____ DATA FOR THIS TASK
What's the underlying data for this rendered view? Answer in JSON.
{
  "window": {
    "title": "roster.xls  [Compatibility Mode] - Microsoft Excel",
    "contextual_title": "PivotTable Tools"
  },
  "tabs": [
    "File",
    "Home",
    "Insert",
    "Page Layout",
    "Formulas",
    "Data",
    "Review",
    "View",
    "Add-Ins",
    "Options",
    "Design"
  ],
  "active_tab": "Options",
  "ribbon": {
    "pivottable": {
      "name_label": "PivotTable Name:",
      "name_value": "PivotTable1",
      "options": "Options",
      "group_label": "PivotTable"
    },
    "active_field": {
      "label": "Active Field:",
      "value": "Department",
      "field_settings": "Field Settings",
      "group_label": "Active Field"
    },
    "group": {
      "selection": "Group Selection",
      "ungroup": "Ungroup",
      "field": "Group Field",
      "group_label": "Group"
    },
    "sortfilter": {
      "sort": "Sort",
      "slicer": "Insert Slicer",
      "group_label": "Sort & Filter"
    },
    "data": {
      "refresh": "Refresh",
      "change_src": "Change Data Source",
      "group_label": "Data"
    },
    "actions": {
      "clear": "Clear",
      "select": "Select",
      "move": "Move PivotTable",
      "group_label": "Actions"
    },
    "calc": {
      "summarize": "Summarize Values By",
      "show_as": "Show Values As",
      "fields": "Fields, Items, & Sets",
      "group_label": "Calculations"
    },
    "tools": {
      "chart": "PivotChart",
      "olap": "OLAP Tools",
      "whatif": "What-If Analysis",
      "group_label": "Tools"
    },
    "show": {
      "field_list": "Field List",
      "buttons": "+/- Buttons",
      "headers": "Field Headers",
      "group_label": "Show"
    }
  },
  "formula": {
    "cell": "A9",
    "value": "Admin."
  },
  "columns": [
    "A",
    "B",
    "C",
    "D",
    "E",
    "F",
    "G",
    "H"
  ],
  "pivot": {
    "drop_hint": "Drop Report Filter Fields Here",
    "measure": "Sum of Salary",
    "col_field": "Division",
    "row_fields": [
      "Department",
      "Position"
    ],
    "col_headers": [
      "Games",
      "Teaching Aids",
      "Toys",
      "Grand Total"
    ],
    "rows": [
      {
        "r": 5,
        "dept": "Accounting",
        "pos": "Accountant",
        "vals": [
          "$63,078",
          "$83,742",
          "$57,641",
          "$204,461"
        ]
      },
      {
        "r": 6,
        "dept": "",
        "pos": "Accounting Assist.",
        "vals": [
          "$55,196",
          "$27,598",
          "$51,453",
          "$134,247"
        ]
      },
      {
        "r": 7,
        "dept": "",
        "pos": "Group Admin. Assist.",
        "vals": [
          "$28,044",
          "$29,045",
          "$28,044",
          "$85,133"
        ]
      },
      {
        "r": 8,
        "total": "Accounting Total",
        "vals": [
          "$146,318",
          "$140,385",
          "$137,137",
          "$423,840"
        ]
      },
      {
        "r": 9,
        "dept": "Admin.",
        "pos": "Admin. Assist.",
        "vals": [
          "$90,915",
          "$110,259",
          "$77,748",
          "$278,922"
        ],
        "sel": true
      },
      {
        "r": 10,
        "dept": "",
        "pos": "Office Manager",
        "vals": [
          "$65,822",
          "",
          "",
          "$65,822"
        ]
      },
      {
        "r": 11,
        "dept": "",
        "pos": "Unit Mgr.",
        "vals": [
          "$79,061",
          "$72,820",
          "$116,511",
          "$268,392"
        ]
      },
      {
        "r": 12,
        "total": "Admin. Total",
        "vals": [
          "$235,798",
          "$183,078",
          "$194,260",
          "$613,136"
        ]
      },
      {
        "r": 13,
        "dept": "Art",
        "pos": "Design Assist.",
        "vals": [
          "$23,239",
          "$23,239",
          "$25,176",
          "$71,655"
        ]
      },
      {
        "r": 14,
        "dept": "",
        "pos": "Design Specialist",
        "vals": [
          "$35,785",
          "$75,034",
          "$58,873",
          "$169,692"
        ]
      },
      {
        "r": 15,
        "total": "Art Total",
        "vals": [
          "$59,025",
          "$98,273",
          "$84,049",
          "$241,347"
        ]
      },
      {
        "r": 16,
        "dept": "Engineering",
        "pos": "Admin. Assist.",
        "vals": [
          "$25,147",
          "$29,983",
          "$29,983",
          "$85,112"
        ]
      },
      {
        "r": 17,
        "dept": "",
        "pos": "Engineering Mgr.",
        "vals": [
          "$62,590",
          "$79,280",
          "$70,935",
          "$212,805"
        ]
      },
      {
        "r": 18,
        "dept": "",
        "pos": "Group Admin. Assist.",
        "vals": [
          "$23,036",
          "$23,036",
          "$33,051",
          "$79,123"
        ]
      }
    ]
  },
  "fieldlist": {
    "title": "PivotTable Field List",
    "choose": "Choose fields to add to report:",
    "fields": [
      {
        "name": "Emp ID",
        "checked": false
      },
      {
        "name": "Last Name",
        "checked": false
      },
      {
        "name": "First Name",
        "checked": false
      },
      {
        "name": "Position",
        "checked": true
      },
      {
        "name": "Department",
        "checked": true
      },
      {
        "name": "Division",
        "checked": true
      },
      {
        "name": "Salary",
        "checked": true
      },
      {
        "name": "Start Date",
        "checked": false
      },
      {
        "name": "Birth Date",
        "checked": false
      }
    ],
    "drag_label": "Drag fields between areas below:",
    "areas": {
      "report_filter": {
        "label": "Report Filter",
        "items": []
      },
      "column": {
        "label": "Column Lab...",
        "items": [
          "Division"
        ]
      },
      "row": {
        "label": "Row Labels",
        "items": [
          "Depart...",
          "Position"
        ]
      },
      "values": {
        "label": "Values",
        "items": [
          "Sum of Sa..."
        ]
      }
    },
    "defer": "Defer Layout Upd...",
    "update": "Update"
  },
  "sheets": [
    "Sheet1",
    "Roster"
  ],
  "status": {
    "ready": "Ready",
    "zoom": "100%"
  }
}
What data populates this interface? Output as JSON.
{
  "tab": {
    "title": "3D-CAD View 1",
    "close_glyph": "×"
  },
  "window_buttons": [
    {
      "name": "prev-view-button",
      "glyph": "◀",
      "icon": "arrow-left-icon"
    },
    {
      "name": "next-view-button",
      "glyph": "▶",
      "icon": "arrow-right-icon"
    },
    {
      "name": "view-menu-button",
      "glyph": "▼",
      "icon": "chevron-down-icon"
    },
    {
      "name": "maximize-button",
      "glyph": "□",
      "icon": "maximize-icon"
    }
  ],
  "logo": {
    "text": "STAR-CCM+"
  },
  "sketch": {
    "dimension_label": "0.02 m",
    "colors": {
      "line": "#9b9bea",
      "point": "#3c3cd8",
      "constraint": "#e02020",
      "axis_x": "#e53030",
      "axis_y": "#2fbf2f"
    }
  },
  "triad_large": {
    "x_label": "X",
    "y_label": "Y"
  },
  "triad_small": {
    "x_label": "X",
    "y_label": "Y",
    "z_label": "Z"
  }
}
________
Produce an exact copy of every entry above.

What's the underlying data for this rendered view? Answer in JSON.
{
  "window": {
    "title": "roster.xls  [Compatibility Mode] - Microsoft Excel",
    "contextual_title": "PivotTable Tools"
  },
  "tabs": [
    "File",
    "Home",
    "Insert",
    "Page Layout",
    "Formulas",
    "Data",
    "Review",
    "View",
    "Add-Ins",
    "Options",
    "Design"
  ],
  "active_tab": "Options",
  "ribbon": {
    "pivottable": {
      "name_label": "PivotTable Name:",
      "name_value": "PivotTable1",
      "options": "Options",
      "group_label": "PivotTable"
    },
    "active_field": {
      "label": "Active Field:",
      "value": "Department",
      "field_settings": "Field Settings",
      "group_label": "Active Field"
    },
    "group": {
      "selection": "Group Selection",
      "ungroup": "Ungroup",
      "field": "Group Field",
      "group_label": "Group"
    },
    "sortfilter": {
      "sort": "Sort",
      "slicer": "Insert Slicer",
      "group_label": "Sort & Filter"
    },
    "data": {
      "refresh": "Refresh",
      "change_src": "Change Data Source",
      "group_label": "Data"
    },
    "actions": {
      "clear": "Clear",
      "select": "Select",
      "move": "Move PivotTable",
      "group_label": "Actions"
    },
    "calc": {
      "summarize": "Summarize Values By",
      "show_as": "Show Values As",
      "fields": "Fields, Items, & Sets",
      "group_label": "Calculations"
    },
    "tools": {
      "chart": "PivotChart",
      "olap": "OLAP Tools",
      "whatif": "What-If Analysis",
      "group_label": "Tools"
    },
    "show": {
      "field_list": "Field List",
      "buttons": "+/- Buttons",
      "headers": "Field Headers",
      "group_label": "Show"
    }
  },
  "formula": {
    "cell": "A9",
    "value": "Admin."
  },
  "columns": [
    "A",
    "B",
    "C",
    "D",
    "E",
    "F",
    "G",
    "H"
  ],
  "pivot": {
    "drop_hint": "Drop Report Filter Fields Here",
    "measure": "Sum of Salary",
    "col_field": "Division",
    "row_fields": [
      "Department",
      "Position"
    ],
    "col_headers": [
      "Games",
      "Teaching Aids",
      "Toys",
      "Grand Total"
    ],
    "rows": [
      {
        "r": 5,
        "dept": "Accounting",
        "pos": "Accountant",
        "vals": [
          "$63,078",
          "$83,742",
          "$57,641",
          "$204,461"
        ]
      },
      {
        "r": 6,
        "dept": "",
        "pos": "Accounting Assist.",
        "vals": [
          "$55,196",
          "$27,598",
          "$51,453",
          "$134,247"
        ]
      },
      {
        "r": 7,
        "dept": "",
        "pos": "Group Admin. Assist.",
        "vals": [
          "$28,044",
          "$29,045",
          "$28,044",
          "$85,133"
        ]
      },
      {
        "r": 8,
        "total": "Accounting Total",
        "vals": [
          "$146,318",
          "$140,385",
          "$137,137",
          "$423,840"
        ]
      },
      {
        "r": 9,
        "dept": "Admin.",
        "pos": "Admin. Assist.",
        "vals": [
          "$90,915",
          "$110,259",
          "$77,748",
          "$278,922"
        ],
        "sel": true
      },
      {
        "r": 10,
        "dept": "",
        "pos": "Office Manager",
        "vals": [
          "$65,822",
          "",
          "",
          "$65,822"
        ]
      },
      {
        "r": 11,
        "dept": "",
        "pos": "Unit Mgr.",
        "vals": [
          "$79,061",
          "$72,820",
          "$116,511",
          "$268,392"
        ]
      },
      {
        "r": 12,
        "total": "Admin. Total",
        "vals": [
          "$235,798",
          "$183,078",
          "$194,260",
          "$613,136"
        ]
      },
      {
        "r": 13,
        "dept": "Art",
        "pos": "Design Assist.",
        "vals": [
          "$23,239",
          "$23,239",
          "$25,176",
          "$71,655"
        ]
      },
      {
        "r": 14,
        "dept": "",
        "pos": "Design Specialist",
        "vals": [
          "$35,785",
          "$75,034",
          "$58,873",
          "$169,692"
        ]
      },
      {
        "r": 15,
        "total": "Art Total",
        "vals": [
          "$59,025",
          "$98,273",
          "$84,049",
          "$241,347"
        ]
      },
      {
        "r": 16,
        "dept": "Engineering",
        "pos": "Admin. Assist.",
        "vals": [
          "$25,147",
          "$29,983",
          "$29,983",
          "$85,112"
        ]
      },
      {
        "r": 17,
        "dept": "",
        "pos": "Engineering Mgr.",
        "vals": [
          "$62,590",
          "$79,280",
          "$70,935",
          "$212,805"
        ]
      },
      {
        "r": 18,
        "dept": "",
        "pos": "Group Admin. Assist.",
        "vals": [
          "$23,036",
          "$23,036",
          "$33,051",
          "$79,123"
        ]
      }
    ]
  },
  "fieldlist": {
    "title": "PivotTable Field List",
    "choose": "Choose fields to add to report:",
    "fields": [
      {
        "name": "Emp ID",
        "checked": false
      },
      {
        "name": "Last Name",
        "checked": false
      },
      {
        "name": "First Name",
        "checked": false
      },
      {
        "name": "Position",
        "checked": true
      },
      {
        "name": "Department",
        "checked": true
      },
      {
        "name": "Division",
        "checked": true
      },
      {
        "name": "Salary",
        "checked": true
      },
      {
        "name": "Start Date",
        "checked": false
      },
      {
        "name": "Birth Date",
        "checked": false
      }
    ],
    "drag_label": "Drag fields between areas below:",
    "areas": {
      "report_filter": {
        "label": "Report Filter",
        "items": []
      },
      "column": {
        "label": "Column Lab...",
        "items": [
          "Division"
        ]
      },
      "row": {
        "label": "Row Labels",
        "items": [
          "Depart...",
          "Position"
        ]
      },
      "values": {
        "label": "Values",
        "items": [
          "Sum of Sa..."
        ]
      }
    },
    "defer": "Defer Layout Upd...",
    "update": "Update"
  },
  "sheets": [
    "Sheet1",
    "Roster"
  ],
  "status": {
    "ready": "Ready",
    "zoom": "100%"
  }
}
What data populates this interface? Output as JSON.
{
  "tab": {
    "title": "3D-CAD View 1",
    "close_glyph": "×"
  },
  "window_buttons": [
    {
      "name": "prev-view-button",
      "glyph": "◀",
      "icon": "arrow-left-icon"
    },
    {
      "name": "next-view-button",
      "glyph": "▶",
      "icon": "arrow-right-icon"
    },
    {
      "name": "view-menu-button",
      "glyph": "▼",
      "icon": "chevron-down-icon"
    },
    {
      "name": "maximize-button",
      "glyph": "□",
      "icon": "maximize-icon"
    }
  ],
  "logo": {
    "text": "STAR-CCM+"
  },
  "sketch": {
    "dimension_label": "0.02 m",
    "colors": {
      "line": "#9b9bea",
      "point": "#3c3cd8",
      "constraint": "#e02020",
      "axis_x": "#e53030",
      "axis_y": "#2fbf2f"
    }
  },
  "triad_large": {
    "x_label": "X",
    "y_label": "Y"
  },
  "triad_small": {
    "x_label": "X",
    "y_label": "Y",
    "z_label": "Z"
  }
}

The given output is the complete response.